Viewed in this manner, the court concluded that agreements to indemnify financial advisors for their negligence are reasonable under Bankruptcy Code section 328(a).
I know. Weird, but Delaware corporate law is tilted toward the needs and desires of corporations. I guess the DOJ tries to fight for equitable outcomes, and Delaware tries for outcomes that will encourage corporations to want to incorporate there.
The decision came in for criticism on a number of grounds, by the way, and there was a dissent filed, in which I note "Judge Alito concurred" basically saying that there was no need to articulate a new test for reasonableness under Section 328 of the Bankruptcy Code, the court should have just said that there is no per se ban on indemnification, that it should be determined case by case and that the court should have outlined how to do that. And the dissent took exception in another respect:
Additionally, the dissent questioned why the court had focused on Delaware law applicable to directors, when Delaware law did not govern the agreement, and the relationship was not between a company and its directors, but between a company and its financial advisors. With respect to the latter point, it should be noted that there has been some criticism of the decision because of the Third Circuit’s attempt to analogize the duties of directors of solvent companies with those of financial advisors to insolvent companies. Critics have questioned whether this analogy represents an erosion of the high standards that were required of a debtor’s fiduciaries in the past.
See what I mean about Delaware?
What I understand from this research is that the Department of Justice's US Trustee's Office has an uphill climb in that state, where most corporations like to be formed, precisely because of the favorable corporate conditions there.
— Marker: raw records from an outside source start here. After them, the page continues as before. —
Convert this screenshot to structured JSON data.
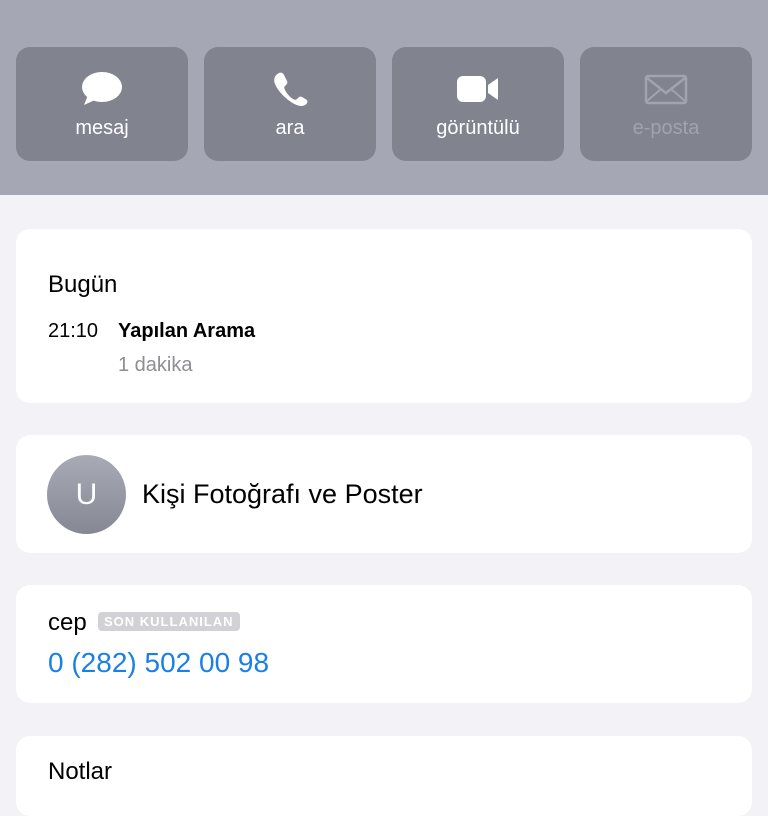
{
  "actions": {
    "message": {
      "label": "mesaj",
      "icon": "message-bubble-icon"
    },
    "call": {
      "label": "ara",
      "icon": "phone-icon"
    },
    "video": {
      "label": "görüntülü",
      "icon": "video-camera-icon"
    },
    "email": {
      "label": "e-posta",
      "icon": "envelope-icon",
      "disabled": true
    }
  },
  "recent": {
    "day": "Bugün",
    "time": "21:10",
    "type": "Yapılan Arama",
    "duration": "1 dakika"
  },
  "photo": {
    "avatar_initial": "U",
    "label": "Kişi Fotoğrafı ve Poster"
  },
  "phone": {
    "label": "cep",
    "badge": "SON KULLANILAN",
    "number": "0 (282) 502 00 98"
  },
  "notes": {
    "label": "Notlar"
  },
  "colors": {
    "header_bg": "#a5a7b4",
    "button_bg": "#81838f",
    "link": "#1a80e5",
    "background": "#f2f2f7"
  }
}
Yet, despite all that, in the SCO bankruptcy, the US Trustee did manage to get the indemnification clause removed from the agreement with the temp agency, CFO Solutions.
Oh, that's not the end of the story about that financial services company at the heart of the United Artists Theatre Company decision. Here's a 2005 ruling from the appeals court for the Tenth Circuit -- you know, Utah's circuit -- involving the same financial services firm, Houlihan Lokey, only this time it got its wings clipped after it filed a bill in bankruptcy court that the US Trustee, among others, thought was unreasonable. You'll enjoy reading it, I think. And it will likely increase your respect for the US Trustee's instinct in the United Artists Theatre case, objecting to hiring that firm, or at least that was my reaction on reading how the firm put in a bill in the Tenth Circuit case for $1,920,967.74, tried to avoid providing an hourly breakdown to justify it, and when it did do a breakdown, the hourly rate was startlingly high:
Houlihan's requested fees during the first retention period amounted to $613.96 per hour, while its requested fees during the second retention period amounted to $1,173.99 per hour.
They said they were better than other firms providing financial services.
Can you think of any job in the world that is worth paying someone $1,173.99 an hour? Anyway, the court chopped about a million off their bill, and the appeals court said that was fine with them.
So now I think I get it. The court may order that a firm get up to such and such an amount, but when the actual bills come in, they may or may not be deemed to be reasonable. And if the bill is outrageous, or as the court would put it unreasonable, the bankruptcy court can reduce it or deny it.